Finding a Financial Advisor

I hesitated for many months before writing this post, I don’t want to be self serving here, I view my posts as an attempt to provide education and guidance to the people who invest their time to consider my thoughts. 

With the disclaimer out of the way, there are many websites which will give you excellent questions and criteria to help you interview and select an advisor.  The intent of this post is to help you decide if you need an advisor and how you can generate a list of candidates. 

So through my career here are a few of the more common questions on this topic, that I have been asked:

When should I seek the guidance of a financial advisor?

When you feel uncomfortable about making a decision, when you feel that you want a second opinion on a particular issue or you want a complete review of you financial situation.  Many people think there is a magic number where they should request professional assistance.  I have met people who sought my assistance who have $2M or more and met other people who had less than $25K.  My conclusion over a time period  was different people have different comfort levels when it comes to managing their finances and will seek assistance at different times.

How can I find someone to help me with ………?

Think about ………., what type of professional typically works with people on that issue?

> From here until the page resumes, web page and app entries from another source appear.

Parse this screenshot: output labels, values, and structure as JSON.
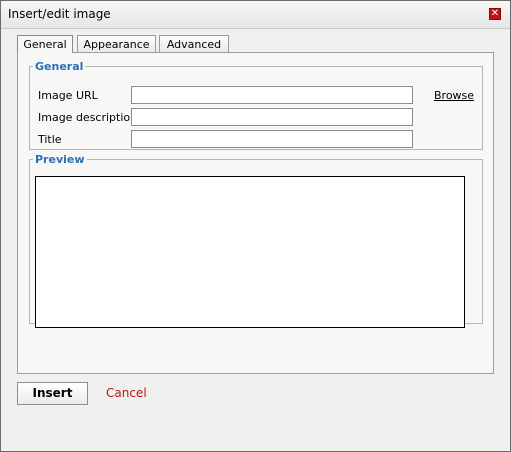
{
  "dialog": {
    "title": "Insert/edit image"
  },
  "tabs": [
    {
      "label": "General",
      "active": true
    },
    {
      "label": "Appearance",
      "active": false
    },
    {
      "label": "Advanced",
      "active": false
    }
  ],
  "general_section": {
    "legend": "General",
    "fields": {
      "image_url": {
        "label": "Image URL",
        "value": ""
      },
      "image_description": {
        "label": "Image description",
        "value": ""
      },
      "title": {
        "label": "Title",
        "value": ""
      }
    },
    "browse_label": "Browse"
  },
  "preview_section": {
    "legend": "Preview"
  },
  "actions": {
    "insert_label": "Insert",
    "cancel_label": "Cancel"
  },
  "colors": {
    "legend": "#2b6fb6",
    "cancel": "#c0141a",
    "close_button": "#c61014"
  },
  "icons": {
    "close": "close-icon"
  }
}
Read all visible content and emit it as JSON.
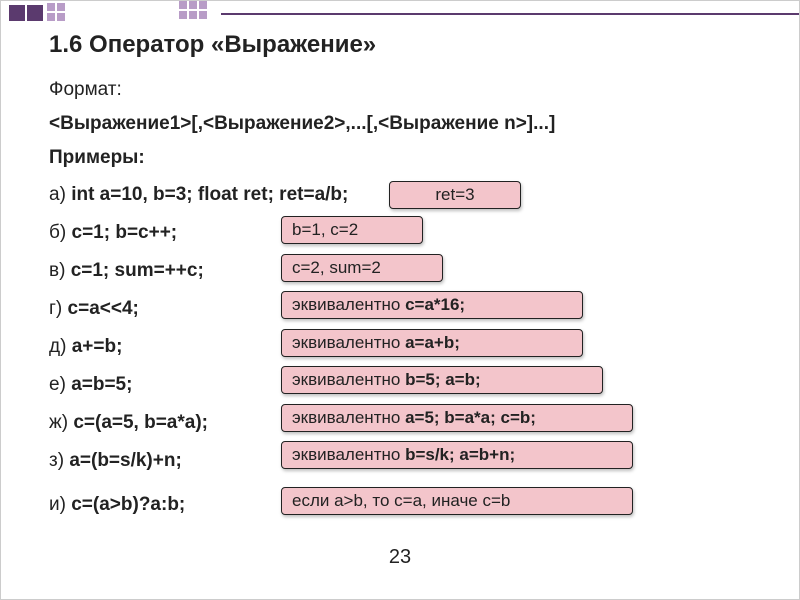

For your wills and trusts, visit with an estate planning attorney.  Need help with your life insurance coverage, an insurance agent is the answer.  Not sure about your 401(k) plan, then an investment broker, a financial planner, even your tax professional may provide assistance.  Time to refinance the home, visit with a mortgage broker, tax professional or financial planner.

Great, now I know the type of professional I need, where do I find them?

Well, you have some great referral sources at your fingertips:

  • Speak with your neighbors, family members and co-workers about professionals they have engaged.
  • Speak with some of your current advisors.  Do you have a tax professional, a life insurance agent, a mortgage broker that you have done business with? Ask them for referrals.  Many professionals, such as those mentioned, refer their clients to other professionals.
  • Visit the Human Resources (HR) department at your place of employment.  Many major Corporations have an employee benefit called Employee Assistance Programs (EAP).  Many times, these EAPs will provide referrals to local financial and legal advisors.
  • There are many, many online associations of different professionals.  Search the internet for the appropriate type of individual.

In closing this post, the last tip I would like to offer is to look for three key characteristics in your professional advisor:

  1. Competency in the area where you require assistance.
  2. Confidentiality and  trust. Is the advisor trustworthy? You will tell your advisor many personal details, that you would not share with a close friend or family member.
  3. Communications. Does the advisor have excellent bi-directional communication skills? That is, do they speak at a level that you comprehend and are comfortable with? And, do they listen and comprehend what you are telling them?

Choosing an advisor is a personalized decision that merits your careful evaluation.  Thank you for considering these tips.